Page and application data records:
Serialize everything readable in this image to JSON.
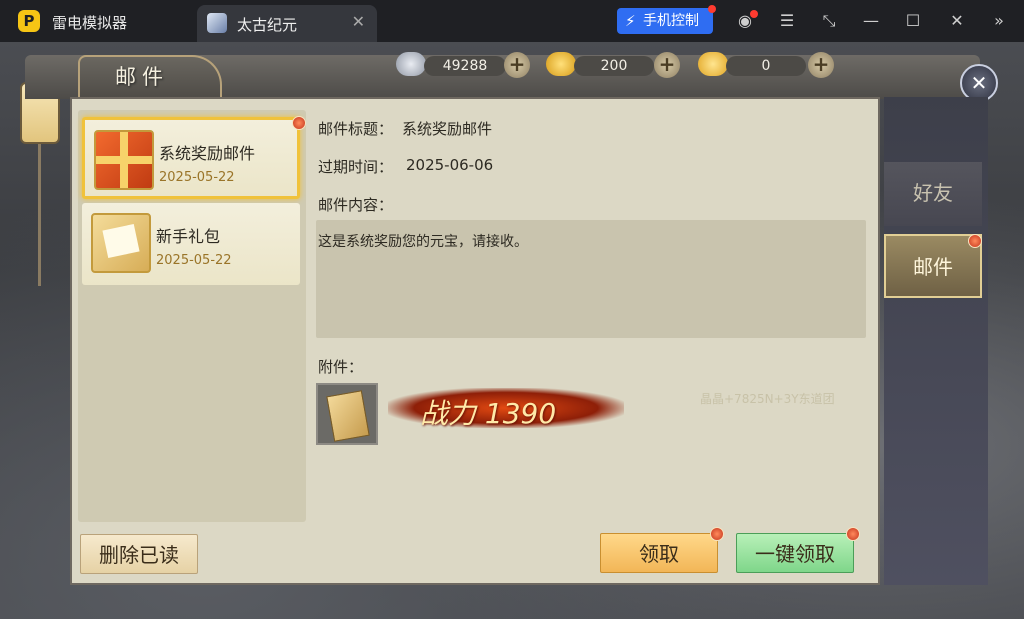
{
  "emulator": {
    "app_title": "雷电模拟器",
    "tab_title": "太古纪元",
    "phone_control_label": "手机控制",
    "accent_color": "#2f6df2"
  },
  "currencies": [
    {
      "name": "silver-ingot-icon",
      "value": "49288"
    },
    {
      "name": "gold-ingot-icon",
      "value": "200"
    },
    {
      "name": "yuanbao-icon",
      "value": "0"
    }
  ],
  "window": {
    "title": "邮件"
  },
  "mail_list": [
    {
      "name": "系统奖励邮件",
      "date": "2025-05-22",
      "icon": "gift-box-icon",
      "selected": true
    },
    {
      "name": "新手礼包",
      "date": "2025-05-22",
      "icon": "envelope-icon",
      "selected": false
    }
  ],
  "detail": {
    "subject_label": "邮件标题：",
    "subject": "系统奖励邮件",
    "expire_label": "过期时间：",
    "expire": "2025-06-06",
    "content_label": "邮件内容：",
    "content": "这是系统奖励您的元宝，请接收。",
    "attachment_label": "附件：",
    "power_text": "战力 1390",
    "faint_text": "晶晶+7825N+3Y东道团"
  },
  "buttons": {
    "delete_read": "删除已读",
    "claim": "领取",
    "claim_all": "一键领取"
  },
  "side_tabs": [
    {
      "label": "好友",
      "active": false
    },
    {
      "label": "邮件",
      "active": true
    }
  ]
}
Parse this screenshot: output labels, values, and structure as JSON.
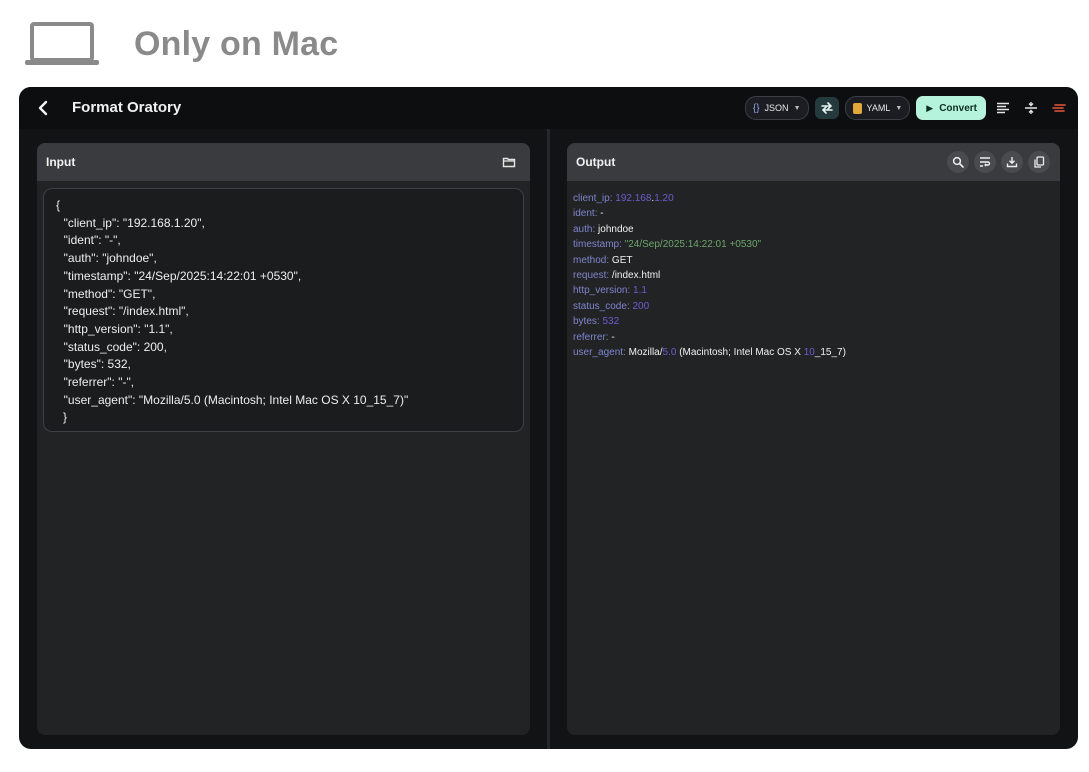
{
  "banner": {
    "text": "Only on Mac",
    "icon": "laptop-icon"
  },
  "app": {
    "title": "Format Oratory",
    "toolbar": {
      "source_format": "JSON",
      "target_format": "YAML",
      "convert_label": "Convert"
    }
  },
  "input": {
    "title": "Input",
    "lines": [
      "{",
      "  \"client_ip\": \"192.168.1.20\",",
      "  \"ident\": \"-\",",
      "  \"auth\": \"johndoe\",",
      "  \"timestamp\": \"24/Sep/2025:14:22:01 +0530\",",
      "  \"method\": \"GET\",",
      "  \"request\": \"/index.html\",",
      "  \"http_version\": \"1.1\",",
      "  \"status_code\": 200,",
      "  \"bytes\": 532,",
      "  \"referrer\": \"-\",",
      "  \"user_agent\": \"Mozilla/5.0 (Macintosh; Intel Mac OS X 10_15_7)\"",
      "}"
    ]
  },
  "output": {
    "title": "Output",
    "lines": [
      {
        "key": "client_ip",
        "segments": [
          {
            "t": "192.168",
            "c": "n"
          },
          {
            "t": ".",
            "c": "v"
          },
          {
            "t": "1.20",
            "c": "n"
          }
        ]
      },
      {
        "key": "ident",
        "segments": [
          {
            "t": "-",
            "c": "v"
          }
        ]
      },
      {
        "key": "auth",
        "segments": [
          {
            "t": "johndoe",
            "c": "v"
          }
        ]
      },
      {
        "key": "timestamp",
        "segments": [
          {
            "t": "\"24/Sep/2025:14:22:01 +0530\"",
            "c": "s"
          }
        ]
      },
      {
        "key": "method",
        "segments": [
          {
            "t": "GET",
            "c": "v"
          }
        ]
      },
      {
        "key": "request",
        "segments": [
          {
            "t": "/index.html",
            "c": "v"
          }
        ]
      },
      {
        "key": "http_version",
        "segments": [
          {
            "t": "1.1",
            "c": "n"
          }
        ]
      },
      {
        "key": "status_code",
        "segments": [
          {
            "t": "200",
            "c": "n"
          }
        ]
      },
      {
        "key": "bytes",
        "segments": [
          {
            "t": "532",
            "c": "n"
          }
        ]
      },
      {
        "key": "referrer",
        "segments": [
          {
            "t": "-",
            "c": "v"
          }
        ]
      },
      {
        "key": "user_agent",
        "segments": [
          {
            "t": "Mozilla/",
            "c": "v"
          },
          {
            "t": "5.0",
            "c": "n"
          },
          {
            "t": " (Macintosh; Intel Mac OS X ",
            "c": "v"
          },
          {
            "t": "10",
            "c": "n"
          },
          {
            "t": "_15_7)",
            "c": "v"
          }
        ]
      }
    ]
  },
  "colors": {
    "app_bg": "#121315",
    "panel_bg": "#222324",
    "panel_header": "#3a3b3e",
    "accent_convert": "#b6f3dc",
    "yaml_key": "#7f86cf",
    "yaml_number": "#6f5bd0",
    "yaml_string": "#6ea56d"
  }
}
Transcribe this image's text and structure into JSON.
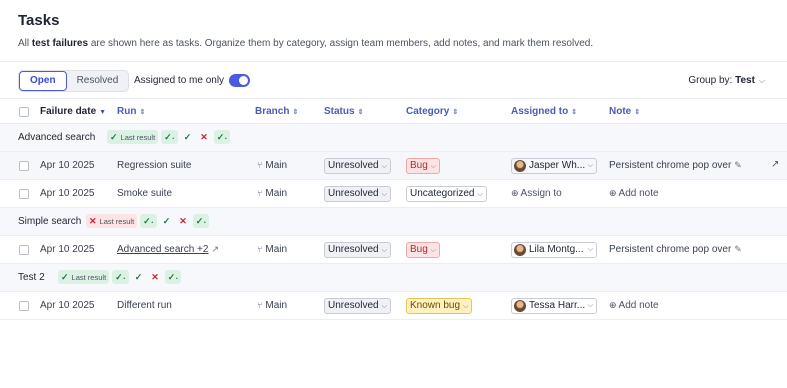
{
  "header": {
    "title": "Tasks",
    "desc_prefix": "All ",
    "desc_bold": "test failures",
    "desc_suffix": " are shown here as tasks. Organize them by category, assign team members, add notes, and mark them resolved."
  },
  "toolbar": {
    "tabs": [
      "Open",
      "Resolved"
    ],
    "active_tab": "Open",
    "assigned_label": "Assigned to me only",
    "assigned_toggle_on": true,
    "groupby_label": "Group by:",
    "groupby_value": "Test"
  },
  "columns": {
    "failure_date": "Failure date",
    "run": "Run",
    "branch": "Branch",
    "status": "Status",
    "category": "Category",
    "assigned_to": "Assigned to",
    "note": "Note"
  },
  "last_result_label": "Last result",
  "groups": [
    {
      "name": "Advanced search",
      "results": [
        "pass",
        "flaky",
        "pass",
        "fail",
        "flaky"
      ],
      "rows": [
        {
          "date": "Apr 10 2025",
          "run": "Regression suite",
          "branch": "Main",
          "status": "Unresolved",
          "category": "Bug",
          "assignee": "Jasper Wh...",
          "note": "Persistent chrome pop over"
        },
        {
          "date": "Apr 10 2025",
          "run": "Smoke suite",
          "branch": "Main",
          "status": "Unresolved",
          "category": "Uncategorized",
          "assign_label": "Assign to",
          "add_note_label": "Add note"
        }
      ]
    },
    {
      "name": "Simple search",
      "results": [
        "fail",
        "flaky",
        "pass",
        "fail",
        "flaky"
      ],
      "rows": [
        {
          "date": "Apr 10 2025",
          "run": "Advanced search +2",
          "branch": "Main",
          "status": "Unresolved",
          "category": "Bug",
          "assignee": "Lila Montg...",
          "note": "Persistent chrome pop over"
        }
      ]
    },
    {
      "name": "Test 2",
      "results": [
        "pass",
        "flaky",
        "pass",
        "fail",
        "flaky"
      ],
      "rows": [
        {
          "date": "Apr 10 2025",
          "run": "Different run",
          "branch": "Main",
          "status": "Unresolved",
          "category": "Known bug",
          "assignee": "Tessa Harr...",
          "add_note_label": "Add note"
        }
      ]
    }
  ],
  "colors": {
    "accent": "#4b5be0",
    "pass_bg": "#dbf1e4",
    "fail_bg": "#fde3e3",
    "bug_bg": "#fde3e3",
    "known_bug_bg": "#fff1bf"
  }
}
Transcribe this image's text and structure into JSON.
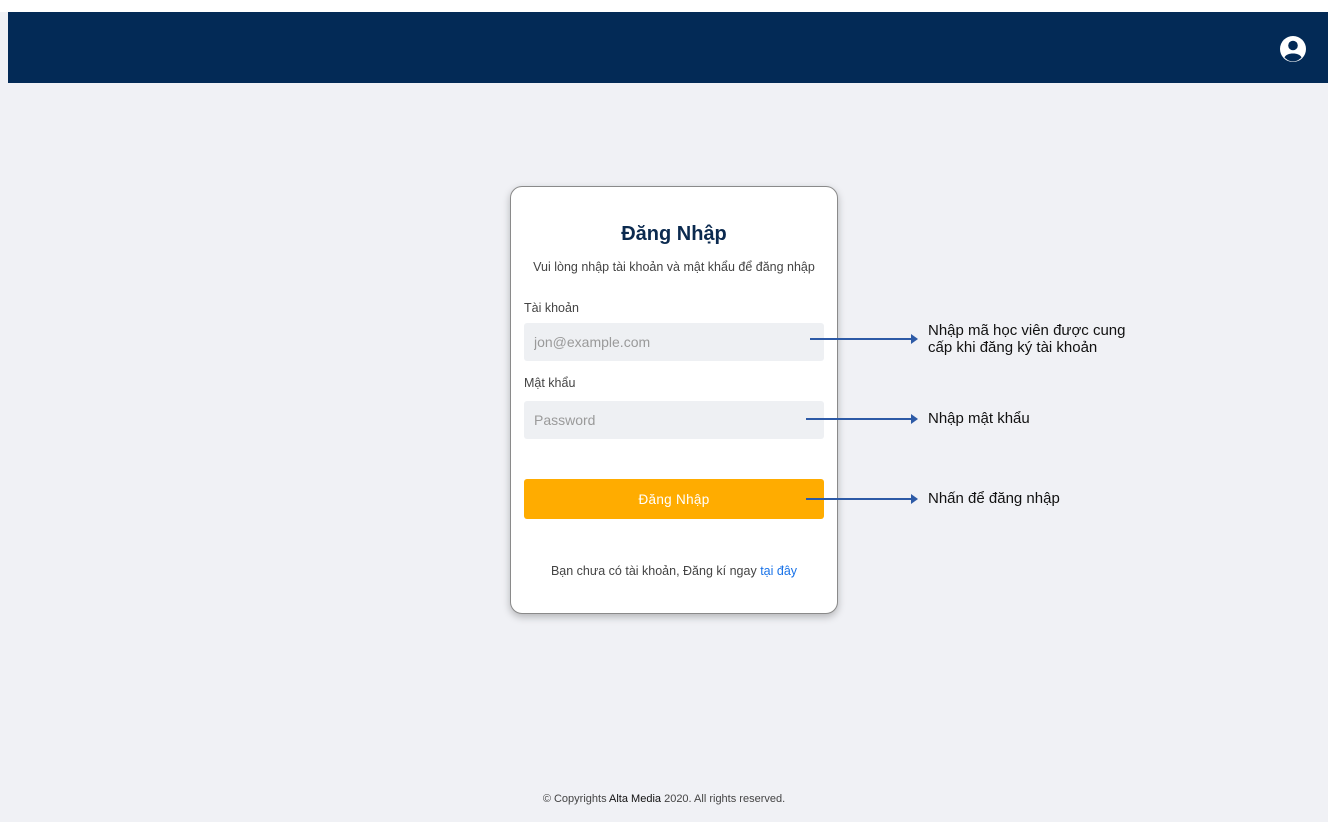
{
  "navbar": {
    "bg_color": "#032a56",
    "account_icon": "user-circle-icon"
  },
  "login": {
    "title": "Đăng Nhập",
    "subtitle": "Vui lòng nhập tài khoản và mật khẩu để đăng nhập",
    "username_label": "Tài khoản",
    "username_placeholder": "jon@example.com",
    "username_value": "",
    "password_label": "Mật khẩu",
    "password_placeholder": "Password",
    "password_value": "",
    "submit_label": "Đăng Nhập",
    "submit_color": "#ffac00",
    "signup_text": "Bạn chưa có tài khoản, Đăng kí ngay",
    "signup_link": "tại đây"
  },
  "annotations": {
    "username_line1": "Nhập mã học viên được cung",
    "username_line2": "cấp khi đăng ký tài khoản",
    "password": "Nhập mật khẩu",
    "submit": "Nhấn để đăng nhập",
    "arrow_color": "#2d5aa6"
  },
  "footer": {
    "prefix": "© Copyrights",
    "brand": "Alta Media",
    "suffix": "2020. All rights reserved."
  }
}
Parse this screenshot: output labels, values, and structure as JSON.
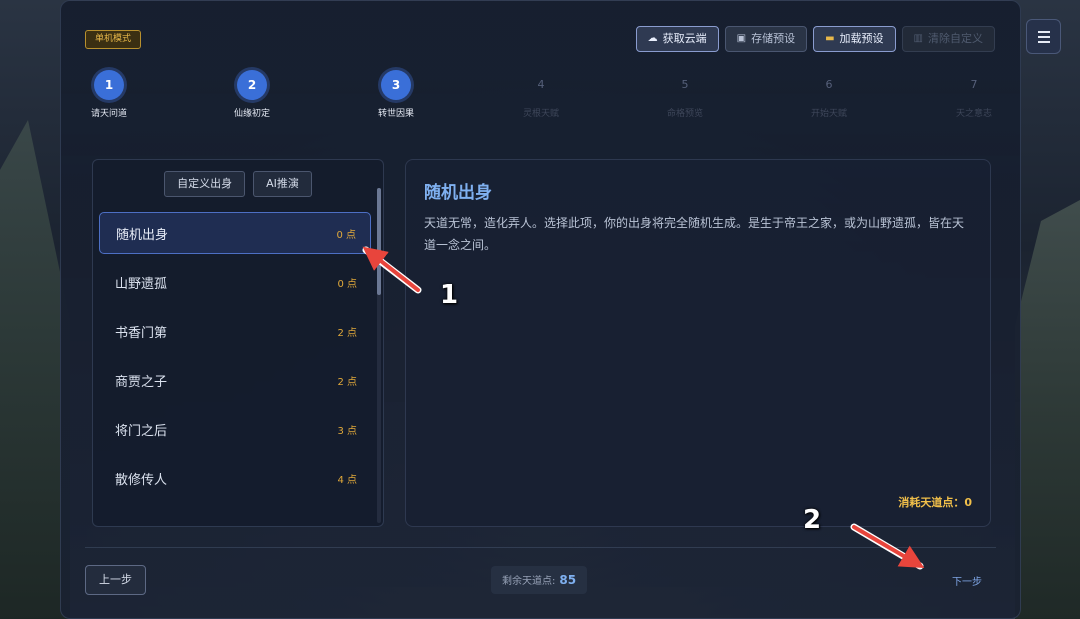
{
  "mode_badge": "单机模式",
  "toolbar": {
    "cloud": {
      "label": "获取云端",
      "icon": "cloud-icon"
    },
    "save": {
      "label": "存储预设",
      "icon": "lock-icon"
    },
    "load": {
      "label": "加载预设",
      "icon": "folder-icon"
    },
    "clear": {
      "label": "清除自定义",
      "icon": "trash-icon"
    }
  },
  "steps": [
    {
      "num": "1",
      "label": "请天问道"
    },
    {
      "num": "2",
      "label": "仙缘初定"
    },
    {
      "num": "3",
      "label": "转世因果"
    },
    {
      "num": "4",
      "label": "灵根天赋"
    },
    {
      "num": "5",
      "label": "命格预览"
    },
    {
      "num": "6",
      "label": "开始天赋"
    },
    {
      "num": "7",
      "label": "天之意志"
    }
  ],
  "left_tabs": [
    "自定义出身",
    "AI推演"
  ],
  "origins": [
    {
      "name": "随机出身",
      "points": "0 点"
    },
    {
      "name": "山野遗孤",
      "points": "0 点"
    },
    {
      "name": "书香门第",
      "points": "2 点"
    },
    {
      "name": "商贾之子",
      "points": "2 点"
    },
    {
      "name": "将门之后",
      "points": "3 点"
    },
    {
      "name": "散修传人",
      "points": "4 点"
    }
  ],
  "detail": {
    "title": "随机出身",
    "description": "天道无常，造化弄人。选择此项，你的出身将完全随机生成。是生于帝王之家，或为山野遗孤，皆在天道一念之间。",
    "cost": "消耗天道点：0"
  },
  "footer": {
    "prev": "上一步",
    "remaining_label": "剩余天道点:",
    "remaining_value": "85",
    "next": "下一步"
  },
  "annotations": [
    "1",
    "2"
  ],
  "colors": {
    "accent": "#3a6fd8",
    "gold": "#e0a83a",
    "arrow": "#e8453c"
  }
}
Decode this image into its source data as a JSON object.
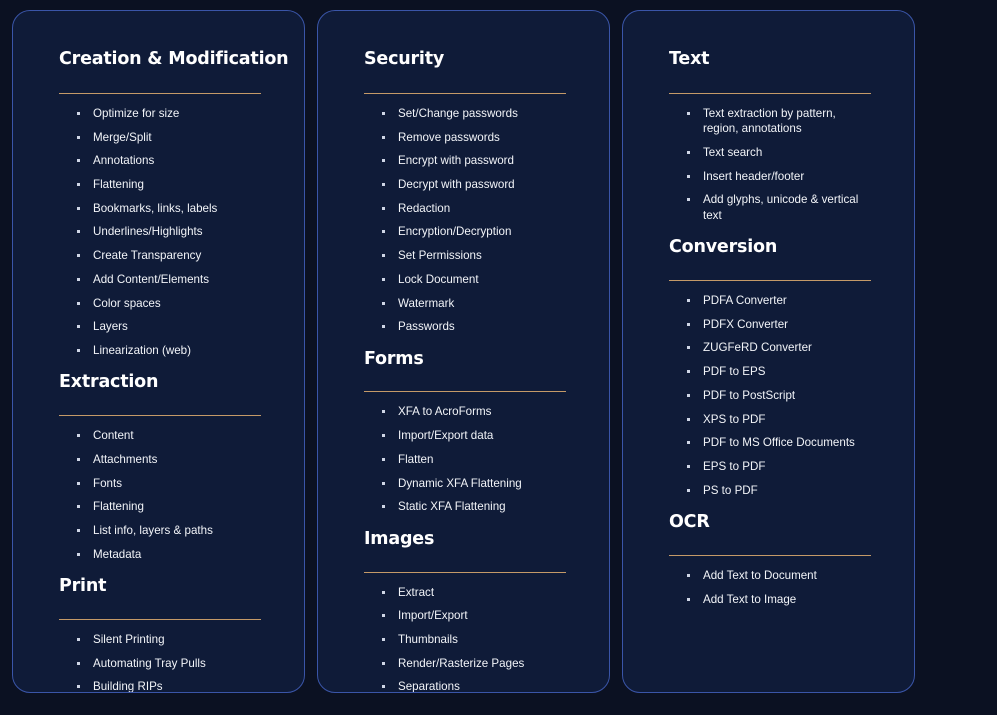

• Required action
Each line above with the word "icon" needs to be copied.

• Answer for this exercise
      "name": "silver-ingot-icon",
      "name": "gold-ingot-icon",
      "name": "yuanbao-icon",
      "icon": "gift-box-icon",
      "icon": "envelope-icon",
    "icon": "laptop-icon"
    "account_icon": "user-circle-icon"
      "icon": "cloud-icon"
      "icon": "lock-icon"
      "icon": "folder-icon"
      "icon": "trash-icon"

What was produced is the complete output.